UK businesses that owe money to the government have been reassured that enforcing insolvency for repayment of the debt will be a “last resort” as the country emerges from the pandemic.
Many firms have a backlog of taxes that will become due, including VAT.
HMRC has the status of “preferential creditor” when company insolvencies involve unpaid VAT and income tax. This means it is paid first in the event of a corporate failure.
But business leaders want the government to ensure this is used to help struggling companies restructure their finances to survive, rather than to shut them down.
Business Secretary Kwasi Kwarteng said in a letter to business groups this week that HMRC will take a “cautious approach to enforcement of debt owed to government” which has been accrued during this period.
The letter to the Institute of Directors and insolvency trade body R3, first reported by the Financial Times, added that enforcement of debt repayment was more likely to take place when companies failed to engage with HMRC rather than simply because they could not afford to pay.

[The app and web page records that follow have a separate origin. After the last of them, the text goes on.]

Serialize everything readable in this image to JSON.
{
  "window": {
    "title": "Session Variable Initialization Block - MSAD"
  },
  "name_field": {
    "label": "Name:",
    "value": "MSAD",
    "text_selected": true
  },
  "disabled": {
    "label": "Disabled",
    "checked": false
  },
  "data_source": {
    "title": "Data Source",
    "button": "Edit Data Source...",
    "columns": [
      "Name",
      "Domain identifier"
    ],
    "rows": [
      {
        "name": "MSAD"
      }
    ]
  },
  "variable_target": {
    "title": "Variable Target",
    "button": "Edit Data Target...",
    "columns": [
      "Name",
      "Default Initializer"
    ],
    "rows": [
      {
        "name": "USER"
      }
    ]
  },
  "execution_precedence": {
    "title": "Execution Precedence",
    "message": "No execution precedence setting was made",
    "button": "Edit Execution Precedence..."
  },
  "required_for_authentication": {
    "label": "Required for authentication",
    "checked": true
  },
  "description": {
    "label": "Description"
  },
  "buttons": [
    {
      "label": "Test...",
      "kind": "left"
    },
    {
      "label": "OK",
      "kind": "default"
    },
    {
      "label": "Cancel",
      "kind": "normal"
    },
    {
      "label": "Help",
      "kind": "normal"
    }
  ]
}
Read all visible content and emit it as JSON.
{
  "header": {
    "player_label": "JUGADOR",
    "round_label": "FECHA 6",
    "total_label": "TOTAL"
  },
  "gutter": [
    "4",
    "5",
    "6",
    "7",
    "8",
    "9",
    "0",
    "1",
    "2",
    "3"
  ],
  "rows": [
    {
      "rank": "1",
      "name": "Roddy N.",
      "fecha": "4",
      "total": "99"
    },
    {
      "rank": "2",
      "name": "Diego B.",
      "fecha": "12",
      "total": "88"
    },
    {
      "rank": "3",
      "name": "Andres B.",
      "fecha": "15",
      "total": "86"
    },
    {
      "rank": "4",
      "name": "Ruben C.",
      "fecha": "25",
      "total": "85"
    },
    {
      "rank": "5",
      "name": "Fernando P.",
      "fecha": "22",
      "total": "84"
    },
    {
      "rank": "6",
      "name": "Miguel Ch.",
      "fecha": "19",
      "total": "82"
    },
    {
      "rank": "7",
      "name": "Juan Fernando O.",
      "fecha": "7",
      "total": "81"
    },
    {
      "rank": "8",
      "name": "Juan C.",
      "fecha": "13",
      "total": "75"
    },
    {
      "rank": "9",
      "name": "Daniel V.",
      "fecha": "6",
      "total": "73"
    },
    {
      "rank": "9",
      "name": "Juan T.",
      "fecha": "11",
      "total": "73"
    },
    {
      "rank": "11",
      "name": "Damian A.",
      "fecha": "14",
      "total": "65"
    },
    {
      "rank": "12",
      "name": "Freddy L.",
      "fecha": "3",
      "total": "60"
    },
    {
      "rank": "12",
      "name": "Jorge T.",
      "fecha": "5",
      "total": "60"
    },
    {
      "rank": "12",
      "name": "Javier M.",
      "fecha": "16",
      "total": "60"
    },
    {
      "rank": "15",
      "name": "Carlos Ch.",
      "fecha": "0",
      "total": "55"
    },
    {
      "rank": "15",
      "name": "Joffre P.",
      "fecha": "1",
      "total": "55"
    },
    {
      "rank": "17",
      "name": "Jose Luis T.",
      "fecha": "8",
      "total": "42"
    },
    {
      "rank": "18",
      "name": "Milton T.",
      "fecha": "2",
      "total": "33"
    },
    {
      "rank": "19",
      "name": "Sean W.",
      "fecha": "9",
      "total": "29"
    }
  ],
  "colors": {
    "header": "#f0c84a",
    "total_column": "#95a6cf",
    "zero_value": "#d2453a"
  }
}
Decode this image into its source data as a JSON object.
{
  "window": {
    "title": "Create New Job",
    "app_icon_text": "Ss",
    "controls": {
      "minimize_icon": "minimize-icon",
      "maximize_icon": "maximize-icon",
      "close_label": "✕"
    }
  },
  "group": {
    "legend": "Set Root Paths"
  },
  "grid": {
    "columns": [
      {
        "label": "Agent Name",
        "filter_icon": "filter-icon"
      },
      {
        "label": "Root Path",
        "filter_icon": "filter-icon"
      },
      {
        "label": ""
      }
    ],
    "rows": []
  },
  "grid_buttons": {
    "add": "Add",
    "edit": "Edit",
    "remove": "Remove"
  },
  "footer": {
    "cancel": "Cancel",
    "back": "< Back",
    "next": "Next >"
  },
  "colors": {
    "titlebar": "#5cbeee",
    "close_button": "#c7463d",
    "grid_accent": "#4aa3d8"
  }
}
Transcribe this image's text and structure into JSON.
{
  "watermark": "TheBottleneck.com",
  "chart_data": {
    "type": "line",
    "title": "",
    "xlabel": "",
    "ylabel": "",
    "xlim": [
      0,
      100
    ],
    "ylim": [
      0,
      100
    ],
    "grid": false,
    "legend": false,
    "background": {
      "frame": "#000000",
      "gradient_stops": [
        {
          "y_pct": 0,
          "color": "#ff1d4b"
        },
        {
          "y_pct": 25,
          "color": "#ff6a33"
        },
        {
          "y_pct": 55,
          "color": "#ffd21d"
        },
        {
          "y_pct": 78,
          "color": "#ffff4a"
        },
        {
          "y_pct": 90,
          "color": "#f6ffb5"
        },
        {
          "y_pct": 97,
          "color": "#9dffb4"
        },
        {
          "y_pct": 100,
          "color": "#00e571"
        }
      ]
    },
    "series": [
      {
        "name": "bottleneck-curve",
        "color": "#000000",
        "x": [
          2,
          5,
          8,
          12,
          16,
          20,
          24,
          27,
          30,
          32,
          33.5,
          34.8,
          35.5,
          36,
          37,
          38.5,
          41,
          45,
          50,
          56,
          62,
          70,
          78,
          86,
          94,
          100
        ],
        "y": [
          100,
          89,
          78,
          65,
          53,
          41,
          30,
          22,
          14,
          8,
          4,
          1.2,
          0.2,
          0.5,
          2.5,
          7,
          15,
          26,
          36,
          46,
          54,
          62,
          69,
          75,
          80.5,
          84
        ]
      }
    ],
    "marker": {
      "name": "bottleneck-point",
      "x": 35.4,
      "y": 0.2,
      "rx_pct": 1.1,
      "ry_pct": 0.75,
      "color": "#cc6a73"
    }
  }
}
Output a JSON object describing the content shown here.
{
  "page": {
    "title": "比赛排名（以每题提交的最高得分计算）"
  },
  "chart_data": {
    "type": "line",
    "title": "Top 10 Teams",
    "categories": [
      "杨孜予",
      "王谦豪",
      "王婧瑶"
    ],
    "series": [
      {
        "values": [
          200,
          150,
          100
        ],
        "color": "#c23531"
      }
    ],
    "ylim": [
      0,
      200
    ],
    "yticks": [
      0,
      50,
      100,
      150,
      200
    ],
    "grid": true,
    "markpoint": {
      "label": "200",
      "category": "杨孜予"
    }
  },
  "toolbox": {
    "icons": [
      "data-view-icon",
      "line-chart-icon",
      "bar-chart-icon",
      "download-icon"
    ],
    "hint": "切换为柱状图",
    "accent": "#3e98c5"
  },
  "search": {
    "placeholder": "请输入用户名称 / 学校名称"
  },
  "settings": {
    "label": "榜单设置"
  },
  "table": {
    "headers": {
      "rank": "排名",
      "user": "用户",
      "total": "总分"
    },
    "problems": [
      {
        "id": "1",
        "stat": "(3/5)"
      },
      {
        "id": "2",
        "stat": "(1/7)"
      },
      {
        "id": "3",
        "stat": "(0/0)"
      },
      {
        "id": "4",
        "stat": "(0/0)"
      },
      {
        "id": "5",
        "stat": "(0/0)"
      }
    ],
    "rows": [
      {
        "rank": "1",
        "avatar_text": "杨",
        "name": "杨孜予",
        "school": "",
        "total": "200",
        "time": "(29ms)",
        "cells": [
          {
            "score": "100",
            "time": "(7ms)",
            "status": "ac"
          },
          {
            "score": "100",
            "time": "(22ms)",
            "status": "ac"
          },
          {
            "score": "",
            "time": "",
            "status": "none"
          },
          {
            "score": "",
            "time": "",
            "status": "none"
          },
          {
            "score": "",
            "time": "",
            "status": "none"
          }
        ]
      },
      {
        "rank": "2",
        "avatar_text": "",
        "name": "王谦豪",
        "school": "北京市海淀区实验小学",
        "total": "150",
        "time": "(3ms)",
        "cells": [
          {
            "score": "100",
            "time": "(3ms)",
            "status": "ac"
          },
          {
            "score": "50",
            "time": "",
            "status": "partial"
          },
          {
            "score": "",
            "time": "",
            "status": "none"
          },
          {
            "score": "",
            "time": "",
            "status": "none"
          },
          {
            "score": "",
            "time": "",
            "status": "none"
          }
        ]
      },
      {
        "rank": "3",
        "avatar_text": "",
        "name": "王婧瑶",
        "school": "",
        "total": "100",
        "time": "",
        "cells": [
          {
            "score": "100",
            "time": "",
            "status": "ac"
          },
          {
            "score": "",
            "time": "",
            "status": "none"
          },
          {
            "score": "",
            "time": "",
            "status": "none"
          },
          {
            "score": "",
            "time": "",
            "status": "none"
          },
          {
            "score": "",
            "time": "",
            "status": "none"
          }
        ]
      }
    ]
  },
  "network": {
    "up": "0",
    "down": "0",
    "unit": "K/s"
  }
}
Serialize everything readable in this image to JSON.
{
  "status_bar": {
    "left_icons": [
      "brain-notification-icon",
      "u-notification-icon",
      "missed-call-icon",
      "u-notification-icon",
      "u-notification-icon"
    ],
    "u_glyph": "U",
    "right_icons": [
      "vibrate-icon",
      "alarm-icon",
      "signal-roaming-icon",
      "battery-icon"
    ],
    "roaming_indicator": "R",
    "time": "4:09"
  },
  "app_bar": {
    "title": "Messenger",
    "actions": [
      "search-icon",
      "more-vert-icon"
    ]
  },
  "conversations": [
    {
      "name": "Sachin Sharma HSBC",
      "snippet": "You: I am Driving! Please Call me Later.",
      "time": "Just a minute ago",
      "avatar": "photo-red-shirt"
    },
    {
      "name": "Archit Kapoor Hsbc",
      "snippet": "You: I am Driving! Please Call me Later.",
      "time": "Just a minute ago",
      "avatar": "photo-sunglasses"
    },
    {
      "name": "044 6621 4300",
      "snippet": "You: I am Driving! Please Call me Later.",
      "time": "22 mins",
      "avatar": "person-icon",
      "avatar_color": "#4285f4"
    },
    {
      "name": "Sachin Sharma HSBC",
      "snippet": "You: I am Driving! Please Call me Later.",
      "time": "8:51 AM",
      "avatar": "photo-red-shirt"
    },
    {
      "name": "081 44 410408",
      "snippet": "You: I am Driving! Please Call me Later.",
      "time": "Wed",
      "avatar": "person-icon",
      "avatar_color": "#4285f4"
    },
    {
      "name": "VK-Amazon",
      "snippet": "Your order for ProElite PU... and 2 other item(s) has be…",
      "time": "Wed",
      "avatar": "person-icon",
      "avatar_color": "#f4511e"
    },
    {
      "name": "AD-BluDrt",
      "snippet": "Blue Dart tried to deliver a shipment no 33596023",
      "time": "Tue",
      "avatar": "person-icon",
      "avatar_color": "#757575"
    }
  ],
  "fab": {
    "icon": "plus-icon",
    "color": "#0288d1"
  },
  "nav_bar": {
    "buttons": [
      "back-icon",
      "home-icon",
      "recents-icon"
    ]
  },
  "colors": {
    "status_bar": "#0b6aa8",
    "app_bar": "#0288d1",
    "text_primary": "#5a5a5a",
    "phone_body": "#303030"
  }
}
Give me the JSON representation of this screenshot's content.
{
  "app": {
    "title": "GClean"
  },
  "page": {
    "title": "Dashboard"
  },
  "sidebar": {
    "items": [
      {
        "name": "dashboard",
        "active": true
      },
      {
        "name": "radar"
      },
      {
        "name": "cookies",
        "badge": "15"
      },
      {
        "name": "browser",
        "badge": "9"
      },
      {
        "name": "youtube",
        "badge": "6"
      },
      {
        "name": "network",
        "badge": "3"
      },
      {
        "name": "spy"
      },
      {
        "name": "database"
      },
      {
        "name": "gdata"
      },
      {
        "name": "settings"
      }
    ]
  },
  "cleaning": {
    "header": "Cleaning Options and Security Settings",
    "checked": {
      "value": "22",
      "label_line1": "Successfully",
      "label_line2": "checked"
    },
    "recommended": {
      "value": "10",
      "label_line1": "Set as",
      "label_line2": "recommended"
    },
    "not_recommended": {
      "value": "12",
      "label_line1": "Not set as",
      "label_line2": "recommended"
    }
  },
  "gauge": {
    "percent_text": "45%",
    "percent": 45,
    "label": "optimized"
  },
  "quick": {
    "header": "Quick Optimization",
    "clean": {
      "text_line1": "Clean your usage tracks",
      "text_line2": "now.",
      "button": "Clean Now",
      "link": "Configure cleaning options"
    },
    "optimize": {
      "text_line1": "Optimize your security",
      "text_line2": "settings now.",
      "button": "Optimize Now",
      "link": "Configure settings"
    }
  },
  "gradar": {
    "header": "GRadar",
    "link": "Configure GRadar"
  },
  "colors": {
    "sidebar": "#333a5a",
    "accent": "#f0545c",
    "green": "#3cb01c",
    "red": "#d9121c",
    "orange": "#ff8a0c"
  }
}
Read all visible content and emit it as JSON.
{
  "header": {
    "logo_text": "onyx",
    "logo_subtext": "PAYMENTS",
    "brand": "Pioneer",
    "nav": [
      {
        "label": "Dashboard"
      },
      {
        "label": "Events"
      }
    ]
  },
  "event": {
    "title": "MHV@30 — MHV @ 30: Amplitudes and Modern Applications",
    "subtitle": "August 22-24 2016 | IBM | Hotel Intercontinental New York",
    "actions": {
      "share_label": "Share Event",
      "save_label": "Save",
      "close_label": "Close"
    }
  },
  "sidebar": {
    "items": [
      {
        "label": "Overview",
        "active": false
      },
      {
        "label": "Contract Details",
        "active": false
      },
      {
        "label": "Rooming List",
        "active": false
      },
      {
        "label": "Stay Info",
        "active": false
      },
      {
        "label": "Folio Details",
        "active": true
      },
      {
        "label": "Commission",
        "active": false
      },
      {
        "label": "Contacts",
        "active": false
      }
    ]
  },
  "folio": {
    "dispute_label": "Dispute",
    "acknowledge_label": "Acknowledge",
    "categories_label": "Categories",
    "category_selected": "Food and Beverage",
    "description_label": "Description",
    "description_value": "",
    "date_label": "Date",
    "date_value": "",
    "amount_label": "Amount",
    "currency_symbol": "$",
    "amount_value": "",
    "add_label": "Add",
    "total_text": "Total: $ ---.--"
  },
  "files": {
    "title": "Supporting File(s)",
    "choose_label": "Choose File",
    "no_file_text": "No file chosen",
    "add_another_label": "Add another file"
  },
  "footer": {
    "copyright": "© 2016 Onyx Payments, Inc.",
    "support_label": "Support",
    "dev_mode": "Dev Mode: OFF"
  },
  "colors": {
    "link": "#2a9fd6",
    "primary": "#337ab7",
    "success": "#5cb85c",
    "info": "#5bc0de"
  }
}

“A flexible approach will be taken with those companies who engage with HMRC, with a view to bringing their debt into a managed arrangement,” Kwarteng explained.